- Assignment: Every line of the data that includes "Zeitpunkt" should be copied out.

Source records
-- -- --
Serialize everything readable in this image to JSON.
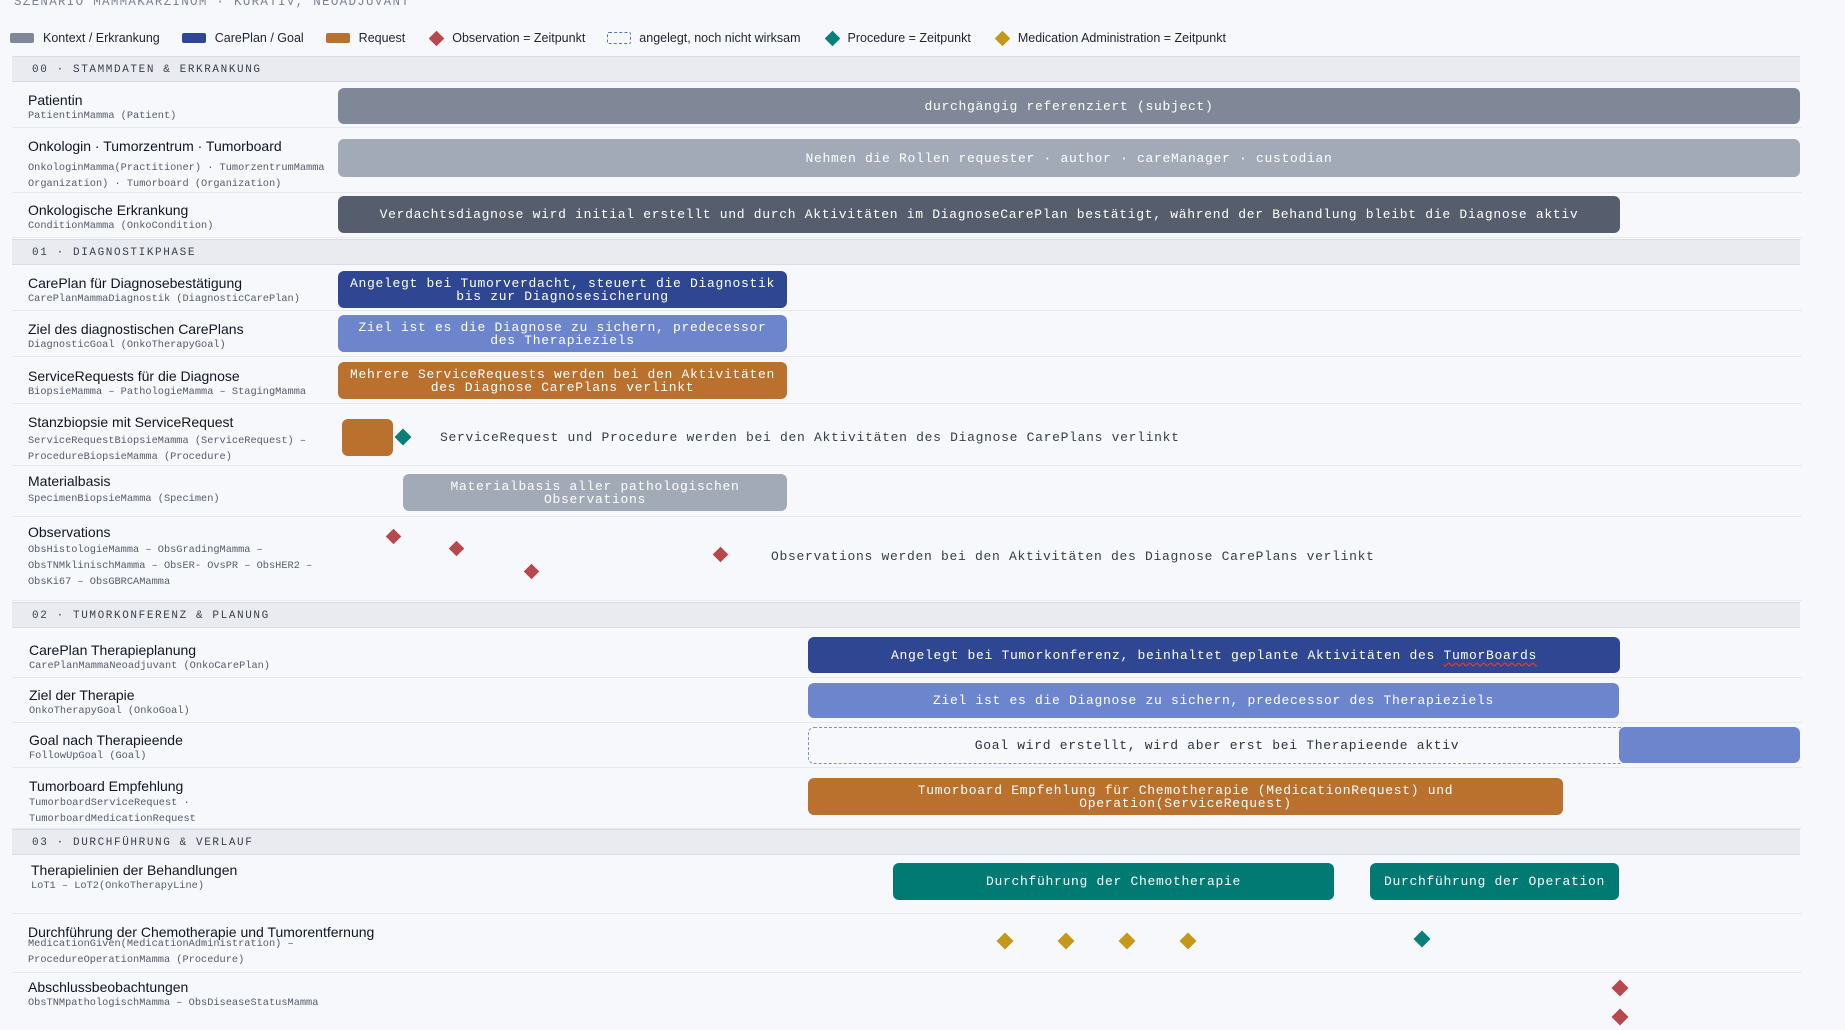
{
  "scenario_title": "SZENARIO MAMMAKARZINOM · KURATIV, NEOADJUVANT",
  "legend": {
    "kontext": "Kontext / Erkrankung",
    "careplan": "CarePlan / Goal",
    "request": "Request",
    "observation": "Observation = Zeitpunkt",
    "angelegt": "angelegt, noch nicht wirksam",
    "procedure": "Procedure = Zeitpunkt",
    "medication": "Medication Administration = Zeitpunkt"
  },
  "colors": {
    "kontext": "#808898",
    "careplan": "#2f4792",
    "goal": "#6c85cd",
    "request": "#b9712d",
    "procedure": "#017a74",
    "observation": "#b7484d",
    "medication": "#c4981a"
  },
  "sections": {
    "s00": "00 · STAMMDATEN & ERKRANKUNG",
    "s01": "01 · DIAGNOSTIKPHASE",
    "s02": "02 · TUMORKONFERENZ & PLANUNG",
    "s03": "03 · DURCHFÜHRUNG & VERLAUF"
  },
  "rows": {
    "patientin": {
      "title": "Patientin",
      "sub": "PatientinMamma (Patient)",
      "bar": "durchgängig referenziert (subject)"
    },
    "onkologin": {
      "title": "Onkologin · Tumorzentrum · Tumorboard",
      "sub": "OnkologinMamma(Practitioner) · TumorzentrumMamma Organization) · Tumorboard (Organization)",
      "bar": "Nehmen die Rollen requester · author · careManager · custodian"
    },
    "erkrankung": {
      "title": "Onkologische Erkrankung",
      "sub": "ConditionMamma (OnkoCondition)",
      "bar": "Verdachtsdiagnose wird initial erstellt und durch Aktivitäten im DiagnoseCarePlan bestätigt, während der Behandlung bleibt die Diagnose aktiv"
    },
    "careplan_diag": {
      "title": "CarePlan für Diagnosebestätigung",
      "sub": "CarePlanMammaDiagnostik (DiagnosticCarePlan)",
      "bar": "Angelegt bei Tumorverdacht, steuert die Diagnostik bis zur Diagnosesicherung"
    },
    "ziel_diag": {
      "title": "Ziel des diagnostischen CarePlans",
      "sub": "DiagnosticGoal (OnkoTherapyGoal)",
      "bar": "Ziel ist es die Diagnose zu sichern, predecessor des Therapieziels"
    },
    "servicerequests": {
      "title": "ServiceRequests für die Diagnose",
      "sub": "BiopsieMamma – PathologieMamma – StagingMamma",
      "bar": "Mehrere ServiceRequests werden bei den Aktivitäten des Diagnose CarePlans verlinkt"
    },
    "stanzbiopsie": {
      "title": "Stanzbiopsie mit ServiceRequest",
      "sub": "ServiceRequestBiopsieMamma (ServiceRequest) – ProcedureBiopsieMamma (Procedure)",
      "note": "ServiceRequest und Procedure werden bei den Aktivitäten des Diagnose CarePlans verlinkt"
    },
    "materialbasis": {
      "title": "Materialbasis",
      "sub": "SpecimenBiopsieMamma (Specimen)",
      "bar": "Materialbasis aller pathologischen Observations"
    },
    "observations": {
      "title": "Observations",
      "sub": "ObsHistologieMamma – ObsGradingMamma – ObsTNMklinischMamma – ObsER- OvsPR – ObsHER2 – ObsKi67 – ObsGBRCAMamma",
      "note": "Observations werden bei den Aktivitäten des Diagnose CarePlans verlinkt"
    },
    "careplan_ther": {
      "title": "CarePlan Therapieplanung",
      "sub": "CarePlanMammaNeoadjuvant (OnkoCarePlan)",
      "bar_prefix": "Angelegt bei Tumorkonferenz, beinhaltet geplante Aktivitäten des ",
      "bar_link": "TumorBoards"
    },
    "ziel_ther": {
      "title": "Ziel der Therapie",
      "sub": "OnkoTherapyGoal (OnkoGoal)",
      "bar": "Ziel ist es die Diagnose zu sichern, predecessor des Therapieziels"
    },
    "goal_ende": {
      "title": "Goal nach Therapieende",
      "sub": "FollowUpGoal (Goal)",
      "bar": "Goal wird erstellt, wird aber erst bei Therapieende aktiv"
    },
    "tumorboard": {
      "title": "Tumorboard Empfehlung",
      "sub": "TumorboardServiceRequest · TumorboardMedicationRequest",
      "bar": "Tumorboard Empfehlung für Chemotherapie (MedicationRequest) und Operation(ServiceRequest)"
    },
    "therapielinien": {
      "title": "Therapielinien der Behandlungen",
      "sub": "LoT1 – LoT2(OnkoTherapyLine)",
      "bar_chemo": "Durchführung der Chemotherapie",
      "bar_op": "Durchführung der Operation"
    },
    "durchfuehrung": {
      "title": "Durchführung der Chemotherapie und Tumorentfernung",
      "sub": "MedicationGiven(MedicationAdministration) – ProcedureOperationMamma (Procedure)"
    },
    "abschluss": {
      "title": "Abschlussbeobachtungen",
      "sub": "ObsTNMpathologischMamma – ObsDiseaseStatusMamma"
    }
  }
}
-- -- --
- Output of the exercise:
    "observation": "Observation = Zeitpunkt",
    "procedure": "Procedure = Zeitpunkt",
    "medication": "Medication Administration = Zeitpunkt"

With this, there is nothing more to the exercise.